The word “preeclampsia” comes from the Greek word for lightning, eclampsia, which was first used by Hippocrates in the 5th century BC. Eclampsia is the most extreme condition of high blood pressure in pregnancy that results in seizures. "Pre-eclampsia is the term used to describe high blood pressure in pregnancy which always happens before a seizure occurs. Hippocrates noted that high blood pressure and seizures in pregnancy could come suddenly to a pregnant woman without warning, much like a lightning strike.

Preeclampsia, one of the top three causes of pregnancy-related death worldwide, is a serious disorder that occurs after 20 weeks of pregnancy and is characterized by high blood pressure and urine protein. This disorder can be particularly dangerous because many signs and symptoms are silent while others may simply resemble "normal" effects of pregnancy on your body. Many women suffering from preeclampsia do not feel sick and it may be frustrating to be asked to complete certain tests, end up on bed rest or even be admitted to the hospital.

When symptoms do develop in preeclampsia, they can include headaches, blurred vision, shortness of breath, or nausea or vomiting. In very rare cases, the most dangerous symptom of preeclampsia is when a woman develops seizures, or eclampsia. If preeclampsia is left untreated, severe blood disease can develop which can lead to uncontrolled bleeding, impaired liver function, kidney dysfunction, fluid in the lungs and shortness of breath, visual disturbance, and in rare cases death to mother or unborn child.

The cause of preeclampsia is unknown and has been called "the disease of theories." These theories include changes in biology of the placenta, inflammation, or abnormal hormones or proteins within the mother’s circulation. There are certain risks factors that can increase your chances of developing preeclampsia including obesity, extreme age during pregnancy (either very young or very old), diabetes, cardiovascular disease and autoimmune disorders.

Your doctor or midwife will screen you for preeclampsia every time you visit the office by taking your blood pressure and checking the amount of protein in your urine sample. While there is no test to predict if a woman will develop preeclampsia during her pregnancy, there are some recommendations for prevention that expectant mothers should consider, like not smoking, taking a baby aspirin daily, taking calcium supplements and controlling high blood pressure if you have chronic hypertension. Unlike regular high blood pressure, changing your diet or limiting your salt intake does not prevent or treat preeclampsia. Be sure to talk with your doctor about these recommendations before taking any medications.

The only cure for preeclampsia is the delivery of the baby and placenta. Sometimes women are given antihypertensive medications at the time they deliver and even after delivery to control high blood pressure. Magnesium sulfate is also given during delivery to prevent seizures and protect your baby’s brain before delivery. If you develop preeclampsia during your pregnancy talk to your doctor after you fully recover about monitoring your blood pressure and your heart. Women who develop preeclampsia do have an increased risk for cardiovascular disease later in life.

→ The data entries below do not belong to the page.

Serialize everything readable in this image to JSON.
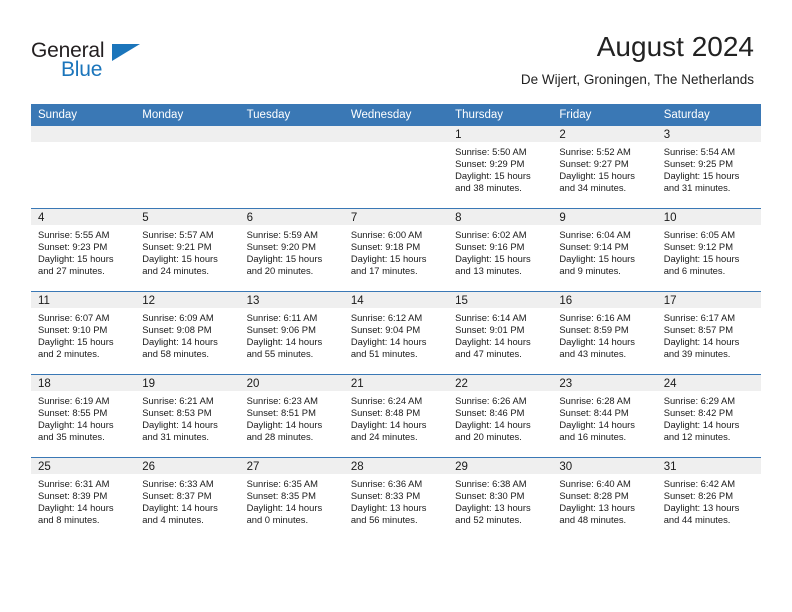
{
  "brand": {
    "name_part1": "General",
    "name_part2": "Blue",
    "triangle_color": "#1b75bb"
  },
  "header": {
    "title": "August 2024",
    "location": "De Wijert, Groningen, The Netherlands"
  },
  "theme": {
    "header_blue": "#3a78b5",
    "daynum_band": "#efefef",
    "text": "#1a1a1a"
  },
  "weekday_headers": [
    "Sunday",
    "Monday",
    "Tuesday",
    "Wednesday",
    "Thursday",
    "Friday",
    "Saturday"
  ],
  "labels": {
    "sunrise_prefix": "Sunrise:",
    "sunset_prefix": "Sunset:",
    "daylight_prefix": "Daylight:"
  },
  "weeks": [
    [
      {
        "day": "",
        "empty": true,
        "sunrise": "",
        "sunset": "",
        "daylight": ""
      },
      {
        "day": "",
        "empty": true,
        "sunrise": "",
        "sunset": "",
        "daylight": ""
      },
      {
        "day": "",
        "empty": true,
        "sunrise": "",
        "sunset": "",
        "daylight": ""
      },
      {
        "day": "",
        "empty": true,
        "sunrise": "",
        "sunset": "",
        "daylight": ""
      },
      {
        "day": "1",
        "empty": false,
        "sunrise": "Sunrise: 5:50 AM",
        "sunset": "Sunset: 9:29 PM",
        "daylight": "Daylight: 15 hours and 38 minutes."
      },
      {
        "day": "2",
        "empty": false,
        "sunrise": "Sunrise: 5:52 AM",
        "sunset": "Sunset: 9:27 PM",
        "daylight": "Daylight: 15 hours and 34 minutes."
      },
      {
        "day": "3",
        "empty": false,
        "sunrise": "Sunrise: 5:54 AM",
        "sunset": "Sunset: 9:25 PM",
        "daylight": "Daylight: 15 hours and 31 minutes."
      }
    ],
    [
      {
        "day": "4",
        "empty": false,
        "sunrise": "Sunrise: 5:55 AM",
        "sunset": "Sunset: 9:23 PM",
        "daylight": "Daylight: 15 hours and 27 minutes."
      },
      {
        "day": "5",
        "empty": false,
        "sunrise": "Sunrise: 5:57 AM",
        "sunset": "Sunset: 9:21 PM",
        "daylight": "Daylight: 15 hours and 24 minutes."
      },
      {
        "day": "6",
        "empty": false,
        "sunrise": "Sunrise: 5:59 AM",
        "sunset": "Sunset: 9:20 PM",
        "daylight": "Daylight: 15 hours and 20 minutes."
      },
      {
        "day": "7",
        "empty": false,
        "sunrise": "Sunrise: 6:00 AM",
        "sunset": "Sunset: 9:18 PM",
        "daylight": "Daylight: 15 hours and 17 minutes."
      },
      {
        "day": "8",
        "empty": false,
        "sunrise": "Sunrise: 6:02 AM",
        "sunset": "Sunset: 9:16 PM",
        "daylight": "Daylight: 15 hours and 13 minutes."
      },
      {
        "day": "9",
        "empty": false,
        "sunrise": "Sunrise: 6:04 AM",
        "sunset": "Sunset: 9:14 PM",
        "daylight": "Daylight: 15 hours and 9 minutes."
      },
      {
        "day": "10",
        "empty": false,
        "sunrise": "Sunrise: 6:05 AM",
        "sunset": "Sunset: 9:12 PM",
        "daylight": "Daylight: 15 hours and 6 minutes."
      }
    ],
    [
      {
        "day": "11",
        "empty": false,
        "sunrise": "Sunrise: 6:07 AM",
        "sunset": "Sunset: 9:10 PM",
        "daylight": "Daylight: 15 hours and 2 minutes."
      },
      {
        "day": "12",
        "empty": false,
        "sunrise": "Sunrise: 6:09 AM",
        "sunset": "Sunset: 9:08 PM",
        "daylight": "Daylight: 14 hours and 58 minutes."
      },
      {
        "day": "13",
        "empty": false,
        "sunrise": "Sunrise: 6:11 AM",
        "sunset": "Sunset: 9:06 PM",
        "daylight": "Daylight: 14 hours and 55 minutes."
      },
      {
        "day": "14",
        "empty": false,
        "sunrise": "Sunrise: 6:12 AM",
        "sunset": "Sunset: 9:04 PM",
        "daylight": "Daylight: 14 hours and 51 minutes."
      },
      {
        "day": "15",
        "empty": false,
        "sunrise": "Sunrise: 6:14 AM",
        "sunset": "Sunset: 9:01 PM",
        "daylight": "Daylight: 14 hours and 47 minutes."
      },
      {
        "day": "16",
        "empty": false,
        "sunrise": "Sunrise: 6:16 AM",
        "sunset": "Sunset: 8:59 PM",
        "daylight": "Daylight: 14 hours and 43 minutes."
      },
      {
        "day": "17",
        "empty": false,
        "sunrise": "Sunrise: 6:17 AM",
        "sunset": "Sunset: 8:57 PM",
        "daylight": "Daylight: 14 hours and 39 minutes."
      }
    ],
    [
      {
        "day": "18",
        "empty": false,
        "sunrise": "Sunrise: 6:19 AM",
        "sunset": "Sunset: 8:55 PM",
        "daylight": "Daylight: 14 hours and 35 minutes."
      },
      {
        "day": "19",
        "empty": false,
        "sunrise": "Sunrise: 6:21 AM",
        "sunset": "Sunset: 8:53 PM",
        "daylight": "Daylight: 14 hours and 31 minutes."
      },
      {
        "day": "20",
        "empty": false,
        "sunrise": "Sunrise: 6:23 AM",
        "sunset": "Sunset: 8:51 PM",
        "daylight": "Daylight: 14 hours and 28 minutes."
      },
      {
        "day": "21",
        "empty": false,
        "sunrise": "Sunrise: 6:24 AM",
        "sunset": "Sunset: 8:48 PM",
        "daylight": "Daylight: 14 hours and 24 minutes."
      },
      {
        "day": "22",
        "empty": false,
        "sunrise": "Sunrise: 6:26 AM",
        "sunset": "Sunset: 8:46 PM",
        "daylight": "Daylight: 14 hours and 20 minutes."
      },
      {
        "day": "23",
        "empty": false,
        "sunrise": "Sunrise: 6:28 AM",
        "sunset": "Sunset: 8:44 PM",
        "daylight": "Daylight: 14 hours and 16 minutes."
      },
      {
        "day": "24",
        "empty": false,
        "sunrise": "Sunrise: 6:29 AM",
        "sunset": "Sunset: 8:42 PM",
        "daylight": "Daylight: 14 hours and 12 minutes."
      }
    ],
    [
      {
        "day": "25",
        "empty": false,
        "sunrise": "Sunrise: 6:31 AM",
        "sunset": "Sunset: 8:39 PM",
        "daylight": "Daylight: 14 hours and 8 minutes."
      },
      {
        "day": "26",
        "empty": false,
        "sunrise": "Sunrise: 6:33 AM",
        "sunset": "Sunset: 8:37 PM",
        "daylight": "Daylight: 14 hours and 4 minutes."
      },
      {
        "day": "27",
        "empty": false,
        "sunrise": "Sunrise: 6:35 AM",
        "sunset": "Sunset: 8:35 PM",
        "daylight": "Daylight: 14 hours and 0 minutes."
      },
      {
        "day": "28",
        "empty": false,
        "sunrise": "Sunrise: 6:36 AM",
        "sunset": "Sunset: 8:33 PM",
        "daylight": "Daylight: 13 hours and 56 minutes."
      },
      {
        "day": "29",
        "empty": false,
        "sunrise": "Sunrise: 6:38 AM",
        "sunset": "Sunset: 8:30 PM",
        "daylight": "Daylight: 13 hours and 52 minutes."
      },
      {
        "day": "30",
        "empty": false,
        "sunrise": "Sunrise: 6:40 AM",
        "sunset": "Sunset: 8:28 PM",
        "daylight": "Daylight: 13 hours and 48 minutes."
      },
      {
        "day": "31",
        "empty": false,
        "sunrise": "Sunrise: 6:42 AM",
        "sunset": "Sunset: 8:26 PM",
        "daylight": "Daylight: 13 hours and 44 minutes."
      }
    ]
  ]
}
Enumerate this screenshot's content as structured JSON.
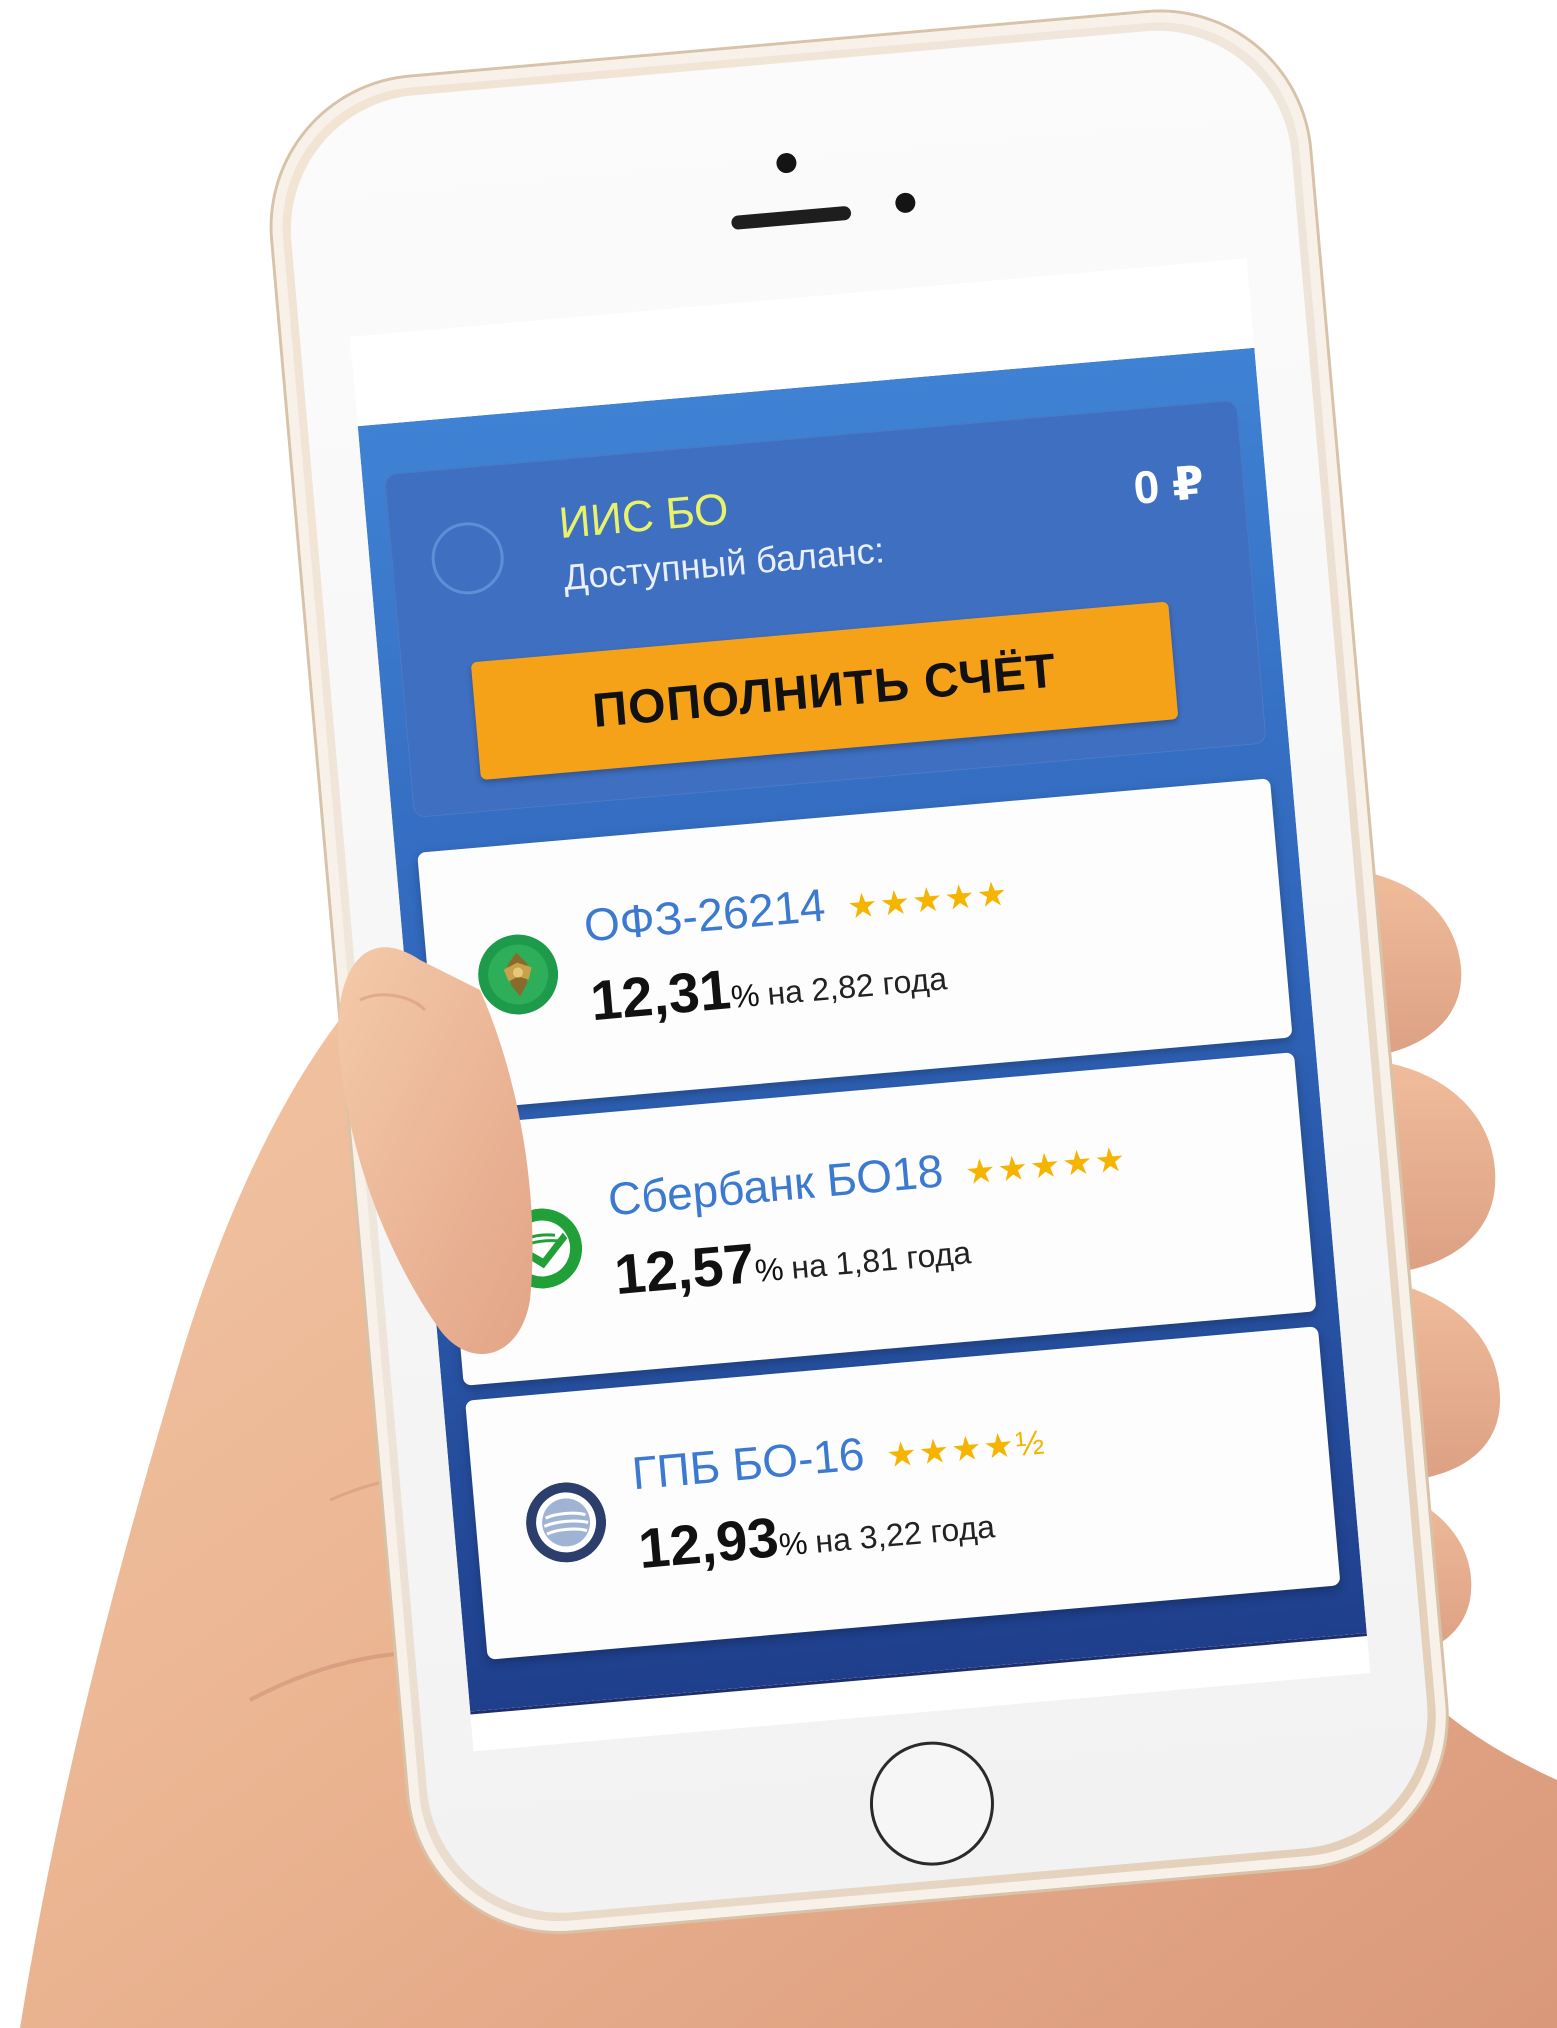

Women should take the following actions to monitor their pregnancies for preeclampsia and reduce risk:

  • Talk to your doctor or midwife before or early in pregnancy about your risks for preeclampsia
  • Attend all your prenatal visits
  • Know your family history
  • Take your medications to control your blood pressure if you have chronic hypertension or diabetes
  • Eat healthy, exercise and maintain healthy weight before becoming pregnant

Dr. G. Ward Adcock, III, is a graduate of the East Carolina University School of Medicine and completed his residency with the Greenville Hospital System in Greenville, South Carolina. He is board certified in Obstetrics and Gynecology and is a fellow of the American College of Obstetricians and Gynecologists. He practices at Gaston Womens Healthcare in Gastonia and Mount Holly.

Categories: Physician's Blog